Most of the problems confronting the world come down to population growth. But where women are given the choice, they limit the number of children they have.
There’s no simple “yes” or “no” answer to whether we should produce more children when Earth is in such dire straits.
As living standards rise, we could see smaller populations but much bigger ecological impacts.
For many environmentalists, overpopulation is a real concern. But the planet will benefit more from tackling overconsumption by rich countries.
Arguments about population growth are unhelpful, distracting and often racist.
People who say they don’t want children are often told they’ll change their mind. The authors of a new study found otherwise.
A 1972 report warned that unchecked consumption could crater the world economy by 2100. Fifty years and much debate later, can humanity innovate quickly enough to avoid that fate?
If we want a liveable future for our grandchildren is it ethical to reduce the number of people being born into that world?
Humanity is destroying Earth’s ability to support complex life. But coming to grips with the magnitude of the problem is hard, even for experts.

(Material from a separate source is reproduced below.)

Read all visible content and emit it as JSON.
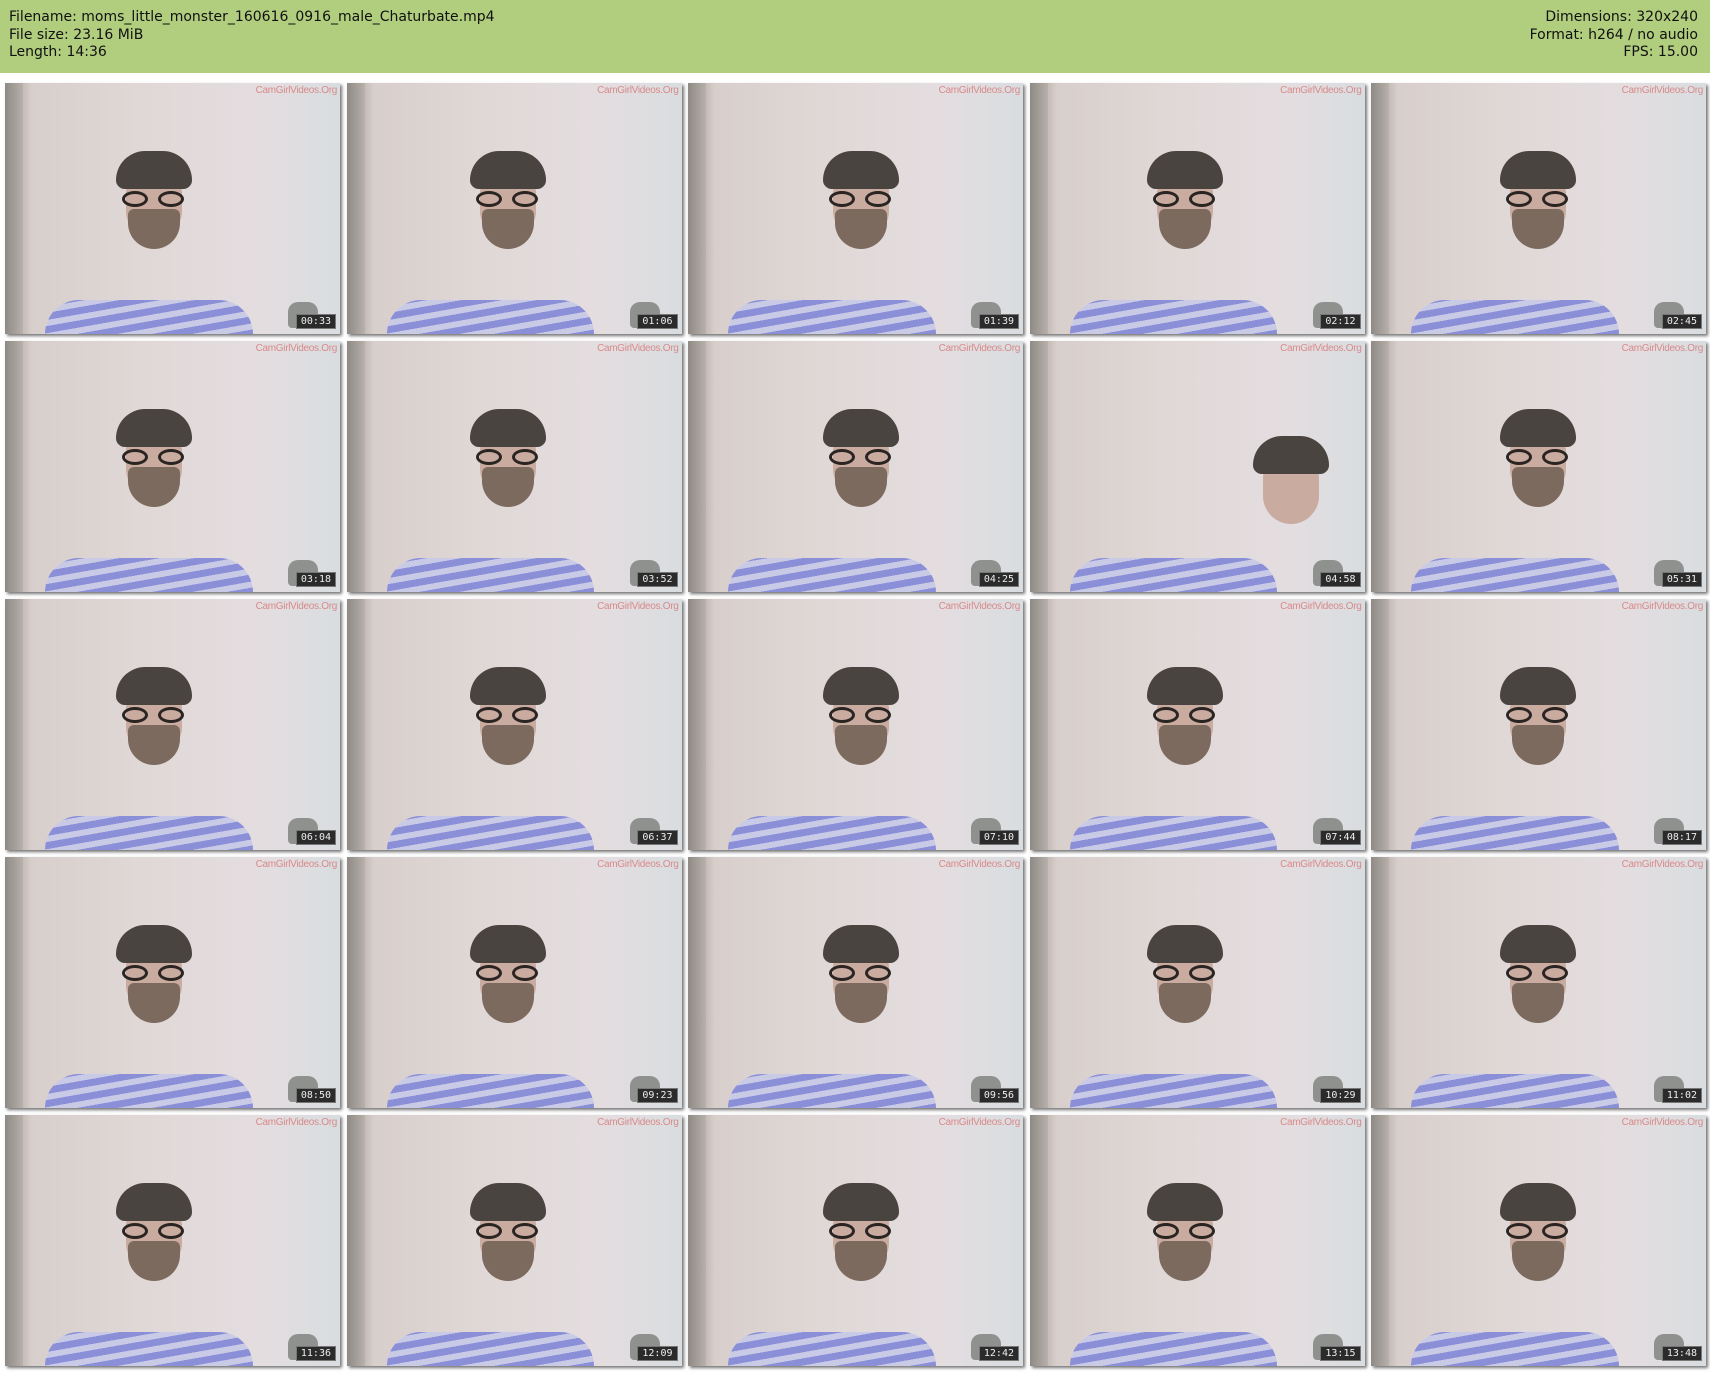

Our species has far exceeded its fair share of the planetary bounty, and Brown is right to call for the global population to peak.

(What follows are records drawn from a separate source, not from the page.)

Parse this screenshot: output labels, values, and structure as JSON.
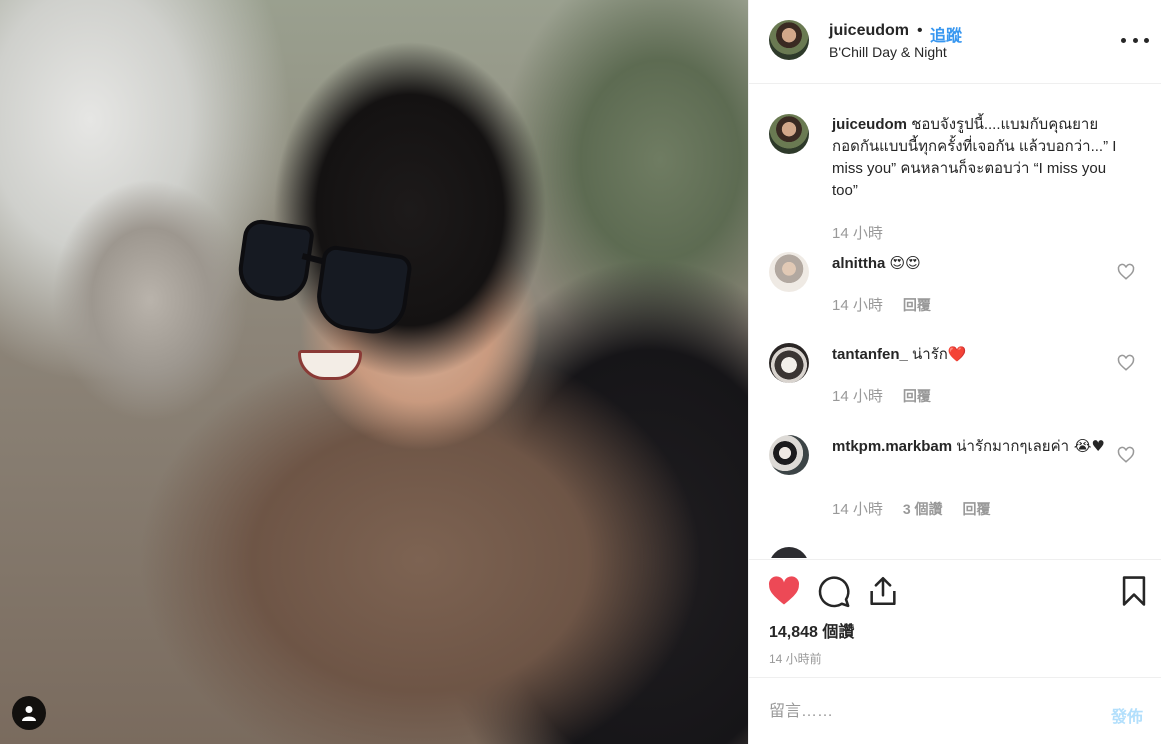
{
  "header": {
    "username": "juiceudom",
    "separator": "•",
    "follow_label": "追蹤",
    "location": "B'Chill Day & Night",
    "more_icon": "more-options-icon"
  },
  "caption": {
    "username": "juiceudom",
    "text": "ชอบจังรูปนี้....แบมกับคุณยาย กอดกันแบบนี้ทุกครั้งที่เจอกัน แล้วบอกว่า...” I miss you” คนหลานก็จะตอบว่า “I miss you too”",
    "time": "14 小時"
  },
  "comments": [
    {
      "username": "alnittha",
      "text": "😍😍",
      "time": "14 小時",
      "reply": "回覆"
    },
    {
      "username": "tantanfen_",
      "text": "น่ารัก❤️",
      "time": "14 小時",
      "reply": "回覆"
    },
    {
      "username": "mtkpm.markbam",
      "text": "น่ารักมากๆเลยค่า 😭♥",
      "time": "14 小時",
      "likes": "3 個讚",
      "reply": "回覆"
    }
  ],
  "actions": {
    "like_icon": "heart-filled-icon",
    "comment_icon": "comment-icon",
    "share_icon": "share-icon",
    "save_icon": "bookmark-icon",
    "like_color": "#ed4956"
  },
  "likes_count": "14,848 個讚",
  "posted_ago": "14 小時前",
  "comment_box": {
    "placeholder": "留言……",
    "post_label": "發佈"
  }
}
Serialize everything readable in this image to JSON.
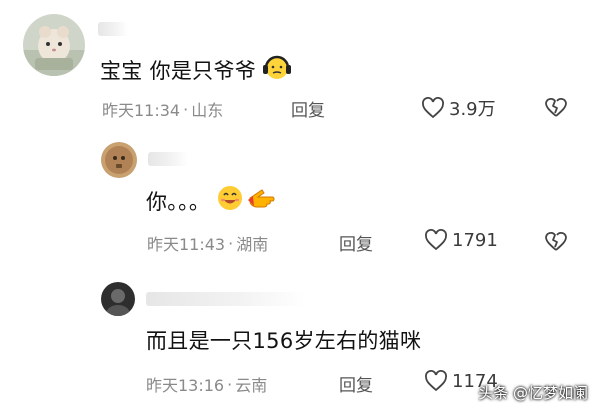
{
  "comments": [
    {
      "content": "宝宝 你是只爷爷",
      "emoji": "headphone-face-emoji",
      "time": "昨天11:34",
      "location": "山东",
      "reply_label": "回复",
      "likes": "3.9万"
    },
    {
      "content": "你。。。",
      "emoji": "smile-point-emoji",
      "time": "昨天11:43",
      "location": "湖南",
      "reply_label": "回复",
      "likes": "1791"
    },
    {
      "content": "而且是一只156岁左右的猫咪",
      "time": "昨天13:16",
      "location": "云南",
      "reply_label": "回复",
      "likes": "1174"
    }
  ],
  "watermark": "头条 @忆梦如阑",
  "colors": {
    "meta_gray": "#8a8a8a",
    "icon_gray": "#555555",
    "text": "#121212"
  }
}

Extinction Rebellion impostors have called humans ‘a disease’.
Jane Goodall’s comments at Davos may seem harmless, but they reflect a dangerous misreading of the climate crisis that needs to be challenged.

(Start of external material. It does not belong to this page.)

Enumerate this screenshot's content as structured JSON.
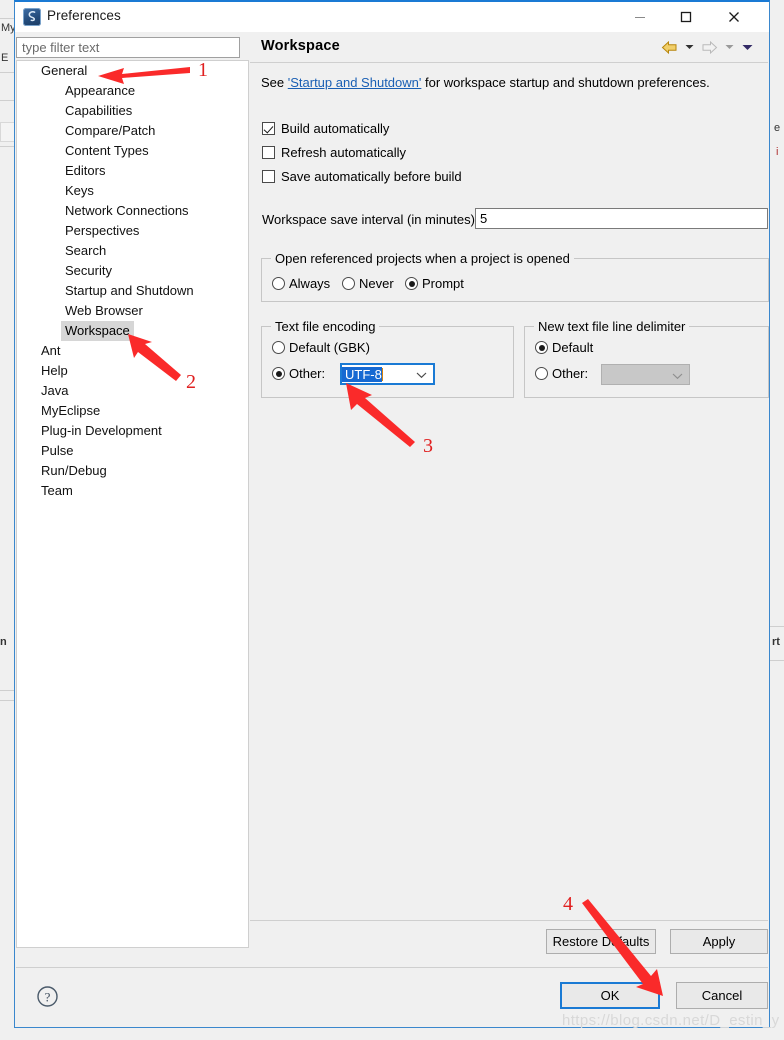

Population growth rates pose a lingering challenge to development efforts on the continent.
There are plenty other good reasons to stabilise the global population.
Several companies are trying to develop life extension methods that could enable some people to live far longer. There are some ethical dilemmas.
Many people think a population policy is about control – like the one-child policy in China, for instance. But modern population policies are about population-well-being.
Too often, talk of population and sustainability becomes emotionally loaded and conflict ridden.
People think migrants are draining Australia’s resources. But if we were to cut down on migration, it would also make sense to introduce policies that limit numbers of international tourists.
In the 70s, Whitlam tried to build new, big cities. But this was too costly. Now the most viable solution for Australia’s population woes is to make existing cities bigger.
Fifty years ago biologist Paul Ehrlich published ‘The Population Bomb,’ an apocalyptic warning that overcrowding would lead to wars and famine. Here’s what the book got right and wrong.